First, I just want to say, Congratulations! Nine months ago your lives changed – you will never be the same. But that is a good thing. I’m here to let you know, parenting is not difficult. It is impossible. It is impossible to parent the way you want to parent, and the way that Barrett needs to be parented without the grace and strength of our Lord Jesus.

Barrett is a precious little bundle – a beautiful sweet baby. He makes you smile. He makes you laugh. And right now he makes your heart ache with longing in a way you never knew before.

But eventually, he will come home. And then he’ll start waking you up at night. Even when you didn’t get to bed until thirty minutes ago. He will cry and wail and you won’t be able to figure out why.

He will turn his nose up at the creamed peas and spit the sweet potatoes all over his brand new outfit. Or yours.

He will try to run into the street. He will reach for the stove. He will climb up on the kitchen table and toddle to the edge before you even know he’s up there. He will figure out how to open a pocket knife. He will pull the cat’s tail and eat out of the dog’s bowl. He will throw rocks, whack trees with sticks, and collect bugs. Alive.

He will trip while running to first base and he’ll break his arm falling off his bike. He will stay out past curfew and ask for money, and want to borrow the car.

But through it all, through every stage of the journey, you will find yourself falling in love with him over and over and over again. You will wonder what you ever did before he came into your lives. You will gently sing him to sleep and then watch and wonder at his perfect, peaceful face. After he has cried for what seems like hours, though you still don’t know what started it or why he stopped, you’ll collapse in the rocking chair and find that the tears are welling in your own eyes.

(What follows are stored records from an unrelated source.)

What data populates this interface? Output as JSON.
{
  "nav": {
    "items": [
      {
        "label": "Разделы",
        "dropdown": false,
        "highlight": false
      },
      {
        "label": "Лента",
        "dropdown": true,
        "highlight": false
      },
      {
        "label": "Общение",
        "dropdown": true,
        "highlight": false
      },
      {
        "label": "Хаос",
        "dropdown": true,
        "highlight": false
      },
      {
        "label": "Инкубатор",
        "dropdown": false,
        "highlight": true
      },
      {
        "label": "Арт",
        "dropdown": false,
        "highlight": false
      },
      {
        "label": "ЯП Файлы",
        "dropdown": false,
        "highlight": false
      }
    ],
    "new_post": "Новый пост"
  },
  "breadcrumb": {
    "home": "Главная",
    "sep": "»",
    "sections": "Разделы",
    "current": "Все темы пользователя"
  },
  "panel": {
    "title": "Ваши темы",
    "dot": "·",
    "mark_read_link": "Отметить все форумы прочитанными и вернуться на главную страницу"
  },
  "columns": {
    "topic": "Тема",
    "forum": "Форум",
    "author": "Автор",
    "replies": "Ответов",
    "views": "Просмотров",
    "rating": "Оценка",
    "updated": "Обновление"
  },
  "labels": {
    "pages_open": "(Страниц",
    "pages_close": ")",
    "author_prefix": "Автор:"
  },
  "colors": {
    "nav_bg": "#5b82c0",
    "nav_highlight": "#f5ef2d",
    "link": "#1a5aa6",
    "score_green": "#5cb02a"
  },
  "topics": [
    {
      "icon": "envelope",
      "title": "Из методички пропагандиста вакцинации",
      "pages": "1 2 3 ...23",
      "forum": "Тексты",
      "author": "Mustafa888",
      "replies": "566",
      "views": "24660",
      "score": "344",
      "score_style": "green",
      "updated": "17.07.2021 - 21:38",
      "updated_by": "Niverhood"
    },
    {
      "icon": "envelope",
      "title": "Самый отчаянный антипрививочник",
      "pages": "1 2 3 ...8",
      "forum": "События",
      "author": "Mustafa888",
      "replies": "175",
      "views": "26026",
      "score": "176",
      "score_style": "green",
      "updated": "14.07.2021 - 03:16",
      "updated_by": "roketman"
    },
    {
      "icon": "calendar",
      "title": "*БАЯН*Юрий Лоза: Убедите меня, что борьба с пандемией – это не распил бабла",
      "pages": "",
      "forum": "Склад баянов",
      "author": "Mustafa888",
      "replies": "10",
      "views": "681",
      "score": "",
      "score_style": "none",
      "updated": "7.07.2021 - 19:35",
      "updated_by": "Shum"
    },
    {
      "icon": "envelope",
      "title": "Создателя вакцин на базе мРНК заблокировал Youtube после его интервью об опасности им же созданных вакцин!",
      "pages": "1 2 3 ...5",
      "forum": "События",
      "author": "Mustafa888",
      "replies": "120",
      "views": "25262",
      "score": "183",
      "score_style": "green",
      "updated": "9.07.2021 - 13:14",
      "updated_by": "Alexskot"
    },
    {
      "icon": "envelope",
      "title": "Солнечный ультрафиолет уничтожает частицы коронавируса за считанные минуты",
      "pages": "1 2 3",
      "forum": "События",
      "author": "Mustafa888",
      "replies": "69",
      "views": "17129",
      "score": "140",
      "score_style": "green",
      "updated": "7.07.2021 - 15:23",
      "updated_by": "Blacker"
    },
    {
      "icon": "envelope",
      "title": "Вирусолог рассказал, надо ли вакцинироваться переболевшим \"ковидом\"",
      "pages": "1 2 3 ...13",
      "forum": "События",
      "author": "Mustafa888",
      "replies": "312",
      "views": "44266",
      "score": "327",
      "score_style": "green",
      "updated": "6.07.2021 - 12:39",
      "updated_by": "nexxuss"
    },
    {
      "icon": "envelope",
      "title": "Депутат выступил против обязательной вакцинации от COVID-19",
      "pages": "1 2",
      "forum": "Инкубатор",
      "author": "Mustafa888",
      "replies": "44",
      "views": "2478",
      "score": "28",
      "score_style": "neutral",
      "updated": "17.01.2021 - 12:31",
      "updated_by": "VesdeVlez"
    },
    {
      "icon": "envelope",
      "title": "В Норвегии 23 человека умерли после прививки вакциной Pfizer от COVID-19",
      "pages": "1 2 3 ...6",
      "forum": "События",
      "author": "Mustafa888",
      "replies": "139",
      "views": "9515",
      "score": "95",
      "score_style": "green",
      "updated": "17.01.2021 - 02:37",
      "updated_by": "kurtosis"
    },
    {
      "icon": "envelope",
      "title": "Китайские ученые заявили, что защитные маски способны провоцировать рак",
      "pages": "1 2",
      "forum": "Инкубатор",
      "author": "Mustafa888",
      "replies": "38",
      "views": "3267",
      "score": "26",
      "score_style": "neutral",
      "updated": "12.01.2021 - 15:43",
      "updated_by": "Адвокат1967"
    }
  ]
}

You’ll introduce him to his first hamburger, or his first piece of pizza, or his first cup of lemonade, and you’ll giggle at his reaction. You will watch him as he investigates the frosting on his first birthday cake and wonder where in the world the year went.

You will teach him boundaries, warn him of danger, and correct him with loving discipline when he crosses the line. You will stroke his hair when he’s feverish and comfort him when he’s in pain. You will long for him to come to you to discuss his struggles and to trust you with his secrets. You will fall on your knees and thank God for him every single day. You will want to never take for granted what a treasure of grace he is.

But, I have found that one of the most incredible aspects of parenting, Mark and Sarah, is that through all this you will begin to discover more of Who God is. One day it will hit you - just as you desired a child, prayed intently for him … God chose you, too. Just as you love your child, so God, your Father, must love you. You discipline Barrett because you love him … and you will start to see just how wise and just is God’s loving discipline of His children. Because He is your Daddy, God hurts when you are hurting, and He laughs when you discover some new delight that he has held in store for you. He watches you intently – your perfect face – and rejoices over you with singing. God longs for you to turn to him with your struggles and needs and to trust him with your deepest secrets. You are God’s treasure.

I truly believe there are some things about God that we can only learn when we become parents. What an awesome privilege, and an awesome responsibility!As you love and teach Barrett about Jesus, you are God’s agents, building up a mighty warrior for the kingdom of God. We pray with you that he will give his heart to Jesus early in life, and that he might serve Him and love Him and know Him and long deeply for Him more and more each day. Perhaps someday the Lord will see fit to give Barrett his own special gift of grace – a child – through whom God may begin to unfold some of His great and awesome mysteries.

We love you and are so happy for you. God bless you!

We are missionaries serving God and the task of Bible translation by serving the missionary community in Papua New Guinea through Personnel Administration and MK Education. We thank you for your prayers!

For the Bibleless Peoples of the World ...

(Updated 13 April 2013)